– D. VON BOLBORTH-DANYS, art. Celis, Frits, in The New Grove Dictionary of Music and Musicians, uitg. dr. S. SADIE, Londen, 2001
– C. WILLEKENS, Frits Celis: de componist als bemiddelaar, in De Scene, maandblad van de Vlaamse Opera, januari 1991, p. 6-9
– FRITS CELIS (BRTN Philharmonisch Orkest o.l.v. Fernand Terby; sopraan: Jacqueline Van Quaille), Phaedra (In Flanders’ Fields, vol. 3) 92003
– Quintetto, CHAMBER MUSIC (Moscow Chamber Soloists; hobo en Engelse hoorn: Piet Van Bockstal), Phaedra (In Flanders’ Fields, vol. 14) 92014

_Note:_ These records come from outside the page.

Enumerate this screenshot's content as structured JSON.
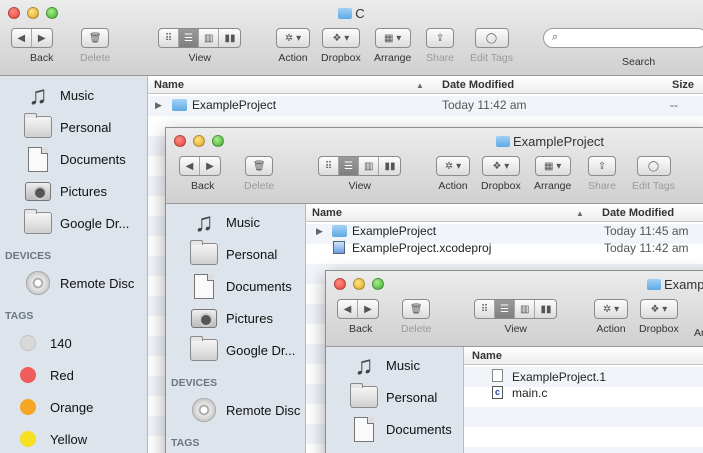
{
  "toolbar": {
    "back": "Back",
    "delete": "Delete",
    "view": "View",
    "action": "Action",
    "dropbox": "Dropbox",
    "arrange": "Arrange",
    "share": "Share",
    "edit_tags": "Edit Tags",
    "search": "Search"
  },
  "glyphs": {
    "back": "◀",
    "forward": "▶",
    "trash": "🗑",
    "icon_view": "⠿",
    "list_view": "☰",
    "column_view": "▥",
    "coverflow": "▮▮",
    "gear": "✲ ▾",
    "dropbox": "❖ ▾",
    "arrange": "▦ ▾",
    "share": "⇪",
    "tag": "◯",
    "search_mag": "⌕",
    "disclosure": "▶",
    "sort_asc": "▲"
  },
  "sidebar": {
    "favorites": [
      "Music",
      "Personal",
      "Documents",
      "Pictures",
      "Google Dr..."
    ],
    "devices_header": "DEVICES",
    "devices": [
      "Remote Disc"
    ],
    "tags_header": "TAGS",
    "tags": [
      {
        "label": "140",
        "color": "#d9d9d9"
      },
      {
        "label": "Red",
        "color": "#f05b5b"
      },
      {
        "label": "Orange",
        "color": "#f6a623"
      },
      {
        "label": "Yellow",
        "color": "#f7e022"
      }
    ]
  },
  "columns": {
    "name": "Name",
    "date_modified": "Date Modified",
    "size": "Size"
  },
  "window1": {
    "title": "C",
    "rows": [
      {
        "name": "ExampleProject",
        "date": "Today 11:42 am",
        "size": "--"
      }
    ]
  },
  "window2": {
    "title": "ExampleProject",
    "rows": [
      {
        "name": "ExampleProject",
        "date": "Today 11:45 am"
      },
      {
        "name": "ExampleProject.xcodeproj",
        "date": "Today 11:42 am"
      }
    ]
  },
  "window3": {
    "title": "Example",
    "toolbar_partial_label": "Ar",
    "rows": [
      {
        "name": "ExampleProject.1"
      },
      {
        "name": "main.c"
      }
    ]
  },
  "colors": {
    "sidebar_bg": "#dde4ec",
    "accent_folder": "#5fa8e0",
    "row_stripe": "#f1f5fa"
  }
}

– Kareol per oboe alto e orchesta op. 61b (Czech Virtuosi Chamber Orchestra), Phaedra (In Flanders’ Fields, vol. 29) 92029
– FRITS CELIS: WORKS FOR STRINGS (Spiegel-kwartet), René Gailly 87169
– Quartetto I op. 24, IDENTITIES: 20TH CENTURY CHAMBER MUSIC FOR FLUTE AND STRING QUARTET (Arco Baleno), René Gailly-Dexia 87169
– Introduzione e Scherzo op. 30, WORKS FOR BASSOON, DEDICATED TO FRANCIS POLLET (I Solisti del Vento), 9901
– Il canto della Piccina Sirena op. 48, HARMONIES NOUVELLES EN 12 MOUVEMENTS POUR L’EUROPE (Quatuor Arte del Suono), Pavane ADW 7321
– Elégie pour un Faon op. 69, CARNAVAL DES ANIMAUX (Arco Baleno), Dexia CX4003
– Da uno a Cinque, BASS CLARINET: SCHOECK, MESSIAEN, CELIS EN ERDMANN (Renate Rusche/Werner Hagen), MD&G Records 6240556
– Notturno e Danza op. 12, MUZIEK IN VLAANDEREN: QUATTRO QUARTETTI PER FLAUTO, Alpha, voor het Ministerie van Nederlandse Cultuur, Brussel
– Elegie op. 7, HEDENDAAGSE BELGISCHE MUZIEK, Cultura, voor het Ministerie van Nederlansde Cultuur, Brussel
Texts by Joris Van Hasselt
Last update: 2003